Paralympic swimmer Alec Elliot is headed to Rio
Wilfrid Laurier University swim coach, Hans Witolla, took a long pause as he searched for the correct words to describe Paralympic hopeful and Laurier swimmer, Alec Elliot.
“Not only has he found that one thing that he can be great at,” said Witolla. “But he has figured out exactly how to do that thing.”
As for Elliot, there isn’t a shade of doubt that he has found the sport he loves to compete in.
“The feeling when you get on the blocks and you get to race, and you have a good race, is one of the greatest things,” Elliot said.
“You feel so invigorated after… All your hard work actually worked out for something.”
Elliot was born with a condition called syndactyly, which caused the third and fourth finger on his right hand to be connected, as well as an abnormally small pinkie on his left hand, connected toes and overall small hands and feet.
The opportunity to compete as a para-athlete came up after years of competitive swimming, according to Elliot.
“I was facing normal competitors and then about two years after that someone said ‘maybe you can get qualified as a para swimmer,’” he said.
“We got in contact with Swim Canada and said we’d like to have an assessment done.”
Swim Canada classified him as an S9 or an S10 in his swim competitions, with S1 being the least able bodied and S10 being the most. This means he could compete in both non-para and para events.
When asked if he ever felt he was at a disadvantage, Elliot simply shook his head. He sees his Paralympic status as a way of achieving something that may have not otherwise been possible.
“It ended up being an advantage that I did get classed in. I probably wouldn’t have this opportunity without it, I’d have to work a lot harder to make the able-bodied team,” he said.
It’s Elliot’s mentality that Witolla believes makes him stand out and has allowed him to achieve his status as arguably one of the top five para-swimmers in the world, right now.
“I have worked with para athletes for 25 years and the ones that are concerned about them being para athletes are not usually the ones who will be very successful,” said Witolla.
“The ones that will be successful are the ones that look at the way society wants you to look at them and say ‘look what I can do’… [Alec] has the right headspace for that.”
That kind of attitude has also allowed Elliot to train nearly seven days a week during the last year of preparation.

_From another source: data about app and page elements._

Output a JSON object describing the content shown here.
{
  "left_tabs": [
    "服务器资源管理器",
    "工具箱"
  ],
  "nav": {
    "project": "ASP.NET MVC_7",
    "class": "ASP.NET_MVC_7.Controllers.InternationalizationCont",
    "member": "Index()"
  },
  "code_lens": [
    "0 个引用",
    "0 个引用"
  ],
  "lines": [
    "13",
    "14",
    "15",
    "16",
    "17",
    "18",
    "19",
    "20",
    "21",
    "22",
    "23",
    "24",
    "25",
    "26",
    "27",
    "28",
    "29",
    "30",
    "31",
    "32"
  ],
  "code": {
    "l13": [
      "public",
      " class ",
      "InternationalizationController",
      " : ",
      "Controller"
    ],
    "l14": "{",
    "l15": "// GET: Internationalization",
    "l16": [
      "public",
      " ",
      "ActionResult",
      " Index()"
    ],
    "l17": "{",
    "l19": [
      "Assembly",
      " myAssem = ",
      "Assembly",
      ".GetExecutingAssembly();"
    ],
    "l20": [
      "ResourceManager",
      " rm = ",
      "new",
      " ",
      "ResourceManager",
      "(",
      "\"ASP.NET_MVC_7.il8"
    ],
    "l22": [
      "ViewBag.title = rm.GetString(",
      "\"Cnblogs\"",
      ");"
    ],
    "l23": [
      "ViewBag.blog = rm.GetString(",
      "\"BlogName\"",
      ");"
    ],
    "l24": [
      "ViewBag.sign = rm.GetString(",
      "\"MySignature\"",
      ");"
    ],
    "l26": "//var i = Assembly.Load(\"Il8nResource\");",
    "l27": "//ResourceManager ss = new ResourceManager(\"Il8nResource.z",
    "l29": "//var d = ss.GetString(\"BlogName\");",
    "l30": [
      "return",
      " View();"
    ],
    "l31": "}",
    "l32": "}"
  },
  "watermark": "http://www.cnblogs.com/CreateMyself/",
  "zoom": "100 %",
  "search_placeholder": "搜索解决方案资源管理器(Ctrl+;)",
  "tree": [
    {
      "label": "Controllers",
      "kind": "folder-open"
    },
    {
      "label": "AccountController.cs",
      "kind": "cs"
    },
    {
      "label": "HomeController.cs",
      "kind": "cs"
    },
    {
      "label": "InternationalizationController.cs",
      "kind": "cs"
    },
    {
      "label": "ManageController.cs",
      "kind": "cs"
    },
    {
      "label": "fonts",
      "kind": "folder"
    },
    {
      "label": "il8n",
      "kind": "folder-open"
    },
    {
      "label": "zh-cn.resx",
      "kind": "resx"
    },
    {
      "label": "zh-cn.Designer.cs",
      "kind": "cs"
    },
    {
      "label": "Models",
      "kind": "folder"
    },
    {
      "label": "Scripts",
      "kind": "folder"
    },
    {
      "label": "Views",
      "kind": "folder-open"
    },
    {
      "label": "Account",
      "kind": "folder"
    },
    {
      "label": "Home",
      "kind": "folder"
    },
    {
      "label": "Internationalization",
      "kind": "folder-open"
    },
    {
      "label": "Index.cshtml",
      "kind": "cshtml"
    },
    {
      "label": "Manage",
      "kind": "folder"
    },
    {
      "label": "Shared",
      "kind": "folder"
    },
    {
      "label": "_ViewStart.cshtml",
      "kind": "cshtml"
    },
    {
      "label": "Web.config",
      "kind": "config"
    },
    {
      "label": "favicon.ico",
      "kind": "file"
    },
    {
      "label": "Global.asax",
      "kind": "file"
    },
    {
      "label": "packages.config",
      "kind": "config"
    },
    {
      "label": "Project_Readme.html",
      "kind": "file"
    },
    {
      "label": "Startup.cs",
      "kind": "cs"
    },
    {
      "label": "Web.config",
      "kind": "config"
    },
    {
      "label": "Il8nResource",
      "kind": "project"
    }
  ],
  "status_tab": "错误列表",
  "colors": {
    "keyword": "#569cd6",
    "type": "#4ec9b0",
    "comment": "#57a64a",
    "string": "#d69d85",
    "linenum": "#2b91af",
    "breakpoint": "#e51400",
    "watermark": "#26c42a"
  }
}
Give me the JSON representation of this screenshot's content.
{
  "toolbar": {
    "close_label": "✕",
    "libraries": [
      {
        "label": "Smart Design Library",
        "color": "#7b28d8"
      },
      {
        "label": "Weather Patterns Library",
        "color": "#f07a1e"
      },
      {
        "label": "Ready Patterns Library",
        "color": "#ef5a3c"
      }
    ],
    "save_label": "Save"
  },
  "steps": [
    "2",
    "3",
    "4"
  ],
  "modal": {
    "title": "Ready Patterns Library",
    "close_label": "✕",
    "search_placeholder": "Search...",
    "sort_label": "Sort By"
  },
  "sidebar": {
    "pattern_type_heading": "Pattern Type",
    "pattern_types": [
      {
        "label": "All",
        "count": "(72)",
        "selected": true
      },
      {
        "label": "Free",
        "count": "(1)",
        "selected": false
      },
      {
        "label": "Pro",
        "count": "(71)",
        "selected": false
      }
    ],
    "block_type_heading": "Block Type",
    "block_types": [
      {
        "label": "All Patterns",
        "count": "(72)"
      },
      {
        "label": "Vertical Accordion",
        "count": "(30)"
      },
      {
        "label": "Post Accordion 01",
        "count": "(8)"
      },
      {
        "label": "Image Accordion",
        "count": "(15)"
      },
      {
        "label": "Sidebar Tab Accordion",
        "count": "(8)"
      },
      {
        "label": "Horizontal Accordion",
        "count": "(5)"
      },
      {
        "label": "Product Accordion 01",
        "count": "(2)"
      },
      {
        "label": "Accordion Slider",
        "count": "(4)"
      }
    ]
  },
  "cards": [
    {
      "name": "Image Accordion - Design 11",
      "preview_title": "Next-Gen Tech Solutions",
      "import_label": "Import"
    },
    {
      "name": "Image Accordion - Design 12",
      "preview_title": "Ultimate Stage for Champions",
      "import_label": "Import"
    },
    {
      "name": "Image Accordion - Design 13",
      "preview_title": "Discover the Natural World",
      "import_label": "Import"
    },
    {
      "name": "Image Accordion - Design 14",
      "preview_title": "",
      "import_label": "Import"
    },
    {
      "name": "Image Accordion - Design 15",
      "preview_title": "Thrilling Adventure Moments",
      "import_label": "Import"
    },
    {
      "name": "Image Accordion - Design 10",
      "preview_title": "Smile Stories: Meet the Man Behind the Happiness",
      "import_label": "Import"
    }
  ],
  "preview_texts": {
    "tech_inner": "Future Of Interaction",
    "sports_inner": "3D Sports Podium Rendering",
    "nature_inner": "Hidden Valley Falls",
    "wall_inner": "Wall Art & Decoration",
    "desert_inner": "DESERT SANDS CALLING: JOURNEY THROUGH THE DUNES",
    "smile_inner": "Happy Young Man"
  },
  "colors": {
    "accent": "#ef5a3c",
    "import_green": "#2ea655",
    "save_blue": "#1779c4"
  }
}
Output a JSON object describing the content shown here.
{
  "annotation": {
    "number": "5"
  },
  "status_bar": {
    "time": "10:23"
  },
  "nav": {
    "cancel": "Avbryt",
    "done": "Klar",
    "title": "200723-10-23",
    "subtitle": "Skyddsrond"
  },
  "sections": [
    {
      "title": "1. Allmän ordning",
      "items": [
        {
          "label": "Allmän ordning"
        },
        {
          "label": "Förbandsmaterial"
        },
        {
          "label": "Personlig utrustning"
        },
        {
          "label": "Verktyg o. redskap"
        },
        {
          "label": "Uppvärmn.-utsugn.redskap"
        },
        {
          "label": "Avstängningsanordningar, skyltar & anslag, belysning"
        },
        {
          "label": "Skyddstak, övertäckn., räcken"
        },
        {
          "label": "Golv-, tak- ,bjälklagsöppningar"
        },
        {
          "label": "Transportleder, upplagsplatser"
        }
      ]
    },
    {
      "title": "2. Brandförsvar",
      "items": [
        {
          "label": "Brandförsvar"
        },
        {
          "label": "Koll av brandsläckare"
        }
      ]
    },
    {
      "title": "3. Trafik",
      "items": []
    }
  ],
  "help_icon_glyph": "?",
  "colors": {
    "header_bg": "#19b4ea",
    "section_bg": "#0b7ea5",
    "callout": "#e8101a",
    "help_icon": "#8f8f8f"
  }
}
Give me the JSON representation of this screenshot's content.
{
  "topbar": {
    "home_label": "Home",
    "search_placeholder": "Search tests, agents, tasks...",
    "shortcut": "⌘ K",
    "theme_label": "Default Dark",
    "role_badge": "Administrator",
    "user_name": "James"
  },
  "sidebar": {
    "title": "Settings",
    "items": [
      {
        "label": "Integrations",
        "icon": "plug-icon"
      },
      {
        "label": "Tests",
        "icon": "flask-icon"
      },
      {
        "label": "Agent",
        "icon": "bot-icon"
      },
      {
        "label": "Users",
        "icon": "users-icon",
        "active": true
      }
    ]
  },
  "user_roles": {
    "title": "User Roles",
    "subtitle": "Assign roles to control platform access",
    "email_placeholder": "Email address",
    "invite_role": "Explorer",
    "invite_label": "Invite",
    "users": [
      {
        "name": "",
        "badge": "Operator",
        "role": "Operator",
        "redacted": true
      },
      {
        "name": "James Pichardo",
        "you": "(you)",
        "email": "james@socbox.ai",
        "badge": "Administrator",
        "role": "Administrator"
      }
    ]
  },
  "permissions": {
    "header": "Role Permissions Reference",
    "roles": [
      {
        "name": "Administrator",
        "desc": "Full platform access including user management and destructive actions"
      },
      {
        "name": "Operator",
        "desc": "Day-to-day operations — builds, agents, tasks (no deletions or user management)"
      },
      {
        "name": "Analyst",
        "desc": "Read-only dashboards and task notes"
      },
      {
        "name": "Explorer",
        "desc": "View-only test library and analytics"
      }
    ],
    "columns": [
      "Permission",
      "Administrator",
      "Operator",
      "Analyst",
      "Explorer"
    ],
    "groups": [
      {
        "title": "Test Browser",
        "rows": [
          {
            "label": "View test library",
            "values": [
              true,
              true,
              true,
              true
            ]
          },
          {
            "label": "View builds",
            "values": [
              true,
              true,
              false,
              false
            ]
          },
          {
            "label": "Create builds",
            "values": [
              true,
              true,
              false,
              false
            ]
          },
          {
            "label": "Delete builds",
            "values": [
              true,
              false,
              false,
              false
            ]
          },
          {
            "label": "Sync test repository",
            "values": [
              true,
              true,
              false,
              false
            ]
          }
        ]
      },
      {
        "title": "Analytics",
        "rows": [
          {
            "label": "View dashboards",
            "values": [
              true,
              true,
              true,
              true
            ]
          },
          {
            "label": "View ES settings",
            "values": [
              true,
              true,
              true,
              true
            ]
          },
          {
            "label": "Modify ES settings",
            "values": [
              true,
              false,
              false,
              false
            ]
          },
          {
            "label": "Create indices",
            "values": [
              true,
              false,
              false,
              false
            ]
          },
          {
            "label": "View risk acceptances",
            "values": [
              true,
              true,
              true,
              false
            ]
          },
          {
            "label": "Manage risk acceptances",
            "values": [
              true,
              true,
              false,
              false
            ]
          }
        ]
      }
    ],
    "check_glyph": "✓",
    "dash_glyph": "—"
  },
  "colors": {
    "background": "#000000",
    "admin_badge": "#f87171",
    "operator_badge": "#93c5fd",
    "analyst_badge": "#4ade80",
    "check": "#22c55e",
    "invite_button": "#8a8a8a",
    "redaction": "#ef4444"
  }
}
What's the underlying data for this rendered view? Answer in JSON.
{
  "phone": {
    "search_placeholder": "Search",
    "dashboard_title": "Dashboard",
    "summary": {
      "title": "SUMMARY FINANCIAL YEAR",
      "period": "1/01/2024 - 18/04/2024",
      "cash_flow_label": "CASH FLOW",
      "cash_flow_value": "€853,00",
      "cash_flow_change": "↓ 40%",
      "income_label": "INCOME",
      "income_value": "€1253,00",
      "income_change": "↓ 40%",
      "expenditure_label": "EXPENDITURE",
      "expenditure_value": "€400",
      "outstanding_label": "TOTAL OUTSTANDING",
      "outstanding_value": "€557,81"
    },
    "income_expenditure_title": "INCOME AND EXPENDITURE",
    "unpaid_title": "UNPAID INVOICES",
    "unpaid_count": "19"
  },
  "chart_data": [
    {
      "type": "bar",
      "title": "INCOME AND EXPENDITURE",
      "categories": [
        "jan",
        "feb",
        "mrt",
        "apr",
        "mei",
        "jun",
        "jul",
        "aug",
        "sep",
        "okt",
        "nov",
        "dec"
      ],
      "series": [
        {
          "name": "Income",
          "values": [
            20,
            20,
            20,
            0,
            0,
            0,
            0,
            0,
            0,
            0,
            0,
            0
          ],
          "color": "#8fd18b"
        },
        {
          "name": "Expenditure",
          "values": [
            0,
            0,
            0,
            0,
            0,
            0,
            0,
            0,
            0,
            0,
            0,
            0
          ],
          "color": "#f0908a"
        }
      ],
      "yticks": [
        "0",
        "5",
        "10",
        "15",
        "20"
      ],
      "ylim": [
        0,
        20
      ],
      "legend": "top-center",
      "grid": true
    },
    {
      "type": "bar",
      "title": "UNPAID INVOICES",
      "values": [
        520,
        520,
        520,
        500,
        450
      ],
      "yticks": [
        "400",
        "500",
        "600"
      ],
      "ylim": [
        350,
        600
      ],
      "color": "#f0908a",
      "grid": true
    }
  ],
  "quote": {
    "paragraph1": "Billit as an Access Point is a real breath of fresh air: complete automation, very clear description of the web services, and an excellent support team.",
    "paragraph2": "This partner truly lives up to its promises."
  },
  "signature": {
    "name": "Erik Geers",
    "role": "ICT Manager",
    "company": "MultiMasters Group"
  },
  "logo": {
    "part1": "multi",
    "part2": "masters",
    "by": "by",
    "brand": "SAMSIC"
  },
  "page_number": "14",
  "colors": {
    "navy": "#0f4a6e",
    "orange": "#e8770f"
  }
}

“It’s that mental toughness … the eye of the tiger that says, ‘I’m winning today, I’m beating everybody today,’” Witolla said.
With his injury and past events behind him, all signs point towards Rio for Elliot, with an opportunity to represent his country as well as put Waterloo on the map.
“It’s really exciting because I have a chance to represent Canada and I have a chance to represent the region and this club. It is going to be really cool to see what I can do, how fast I can swim, if I can pick up a medal, pick up a finals[appearance] and have fun with it, too,” Elliot added.
“I think he can do it,” said Witolla. “I don’t want to jinx anybody, but the opportunity is there.”